ASSIGNED TASK: Every line of the material below is to be printed again exactly.

MATERIAL SHOWN:
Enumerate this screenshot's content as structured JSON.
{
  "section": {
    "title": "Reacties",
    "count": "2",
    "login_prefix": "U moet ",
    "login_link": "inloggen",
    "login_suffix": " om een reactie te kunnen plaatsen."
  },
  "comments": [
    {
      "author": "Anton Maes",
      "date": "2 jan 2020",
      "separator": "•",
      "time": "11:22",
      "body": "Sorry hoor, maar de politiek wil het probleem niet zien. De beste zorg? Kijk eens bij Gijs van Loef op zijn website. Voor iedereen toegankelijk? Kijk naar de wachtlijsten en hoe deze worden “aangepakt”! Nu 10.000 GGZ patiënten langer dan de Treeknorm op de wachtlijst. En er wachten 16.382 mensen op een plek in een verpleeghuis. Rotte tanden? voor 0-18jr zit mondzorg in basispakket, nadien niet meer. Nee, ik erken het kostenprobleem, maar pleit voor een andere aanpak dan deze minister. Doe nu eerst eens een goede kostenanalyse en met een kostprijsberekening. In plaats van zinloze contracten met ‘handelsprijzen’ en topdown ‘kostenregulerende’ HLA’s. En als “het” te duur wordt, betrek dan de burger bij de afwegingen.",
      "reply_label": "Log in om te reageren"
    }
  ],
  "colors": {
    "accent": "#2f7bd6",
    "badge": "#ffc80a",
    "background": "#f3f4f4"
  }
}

EXERCISE SOLUTION:
Enumerate this screenshot's content as structured JSON.
{
  "section": {
    "title": "Reacties",
    "count": "2",
    "login_prefix": "U moet ",
    "login_link": "inloggen",
    "login_suffix": " om een reactie te kunnen plaatsen."
  },
  "comments": [
    {
      "author": "Anton Maes",
      "date": "2 jan 2020",
      "separator": "•",
      "time": "11:22",
      "body": "Sorry hoor, maar de politiek wil het probleem niet zien. De beste zorg? Kijk eens bij Gijs van Loef op zijn website. Voor iedereen toegankelijk? Kijk naar de wachtlijsten en hoe deze worden “aangepakt”! Nu 10.000 GGZ patiënten langer dan de Treeknorm op de wachtlijst. En er wachten 16.382 mensen op een plek in een verpleeghuis. Rotte tanden? voor 0-18jr zit mondzorg in basispakket, nadien niet meer. Nee, ik erken het kostenprobleem, maar pleit voor een andere aanpak dan deze minister. Doe nu eerst eens een goede kostenanalyse en met een kostprijsberekening. In plaats van zinloze contracten met ‘handelsprijzen’ en topdown ‘kostenregulerende’ HLA’s. En als “het” te duur wordt, betrek dan de burger bij de afwegingen.",
      "reply_label": "Log in om te reageren"
    }
  ],
  "colors": {
    "accent": "#2f7bd6",
    "badge": "#ffc80a",
    "background": "#f3f4f4"
  }
}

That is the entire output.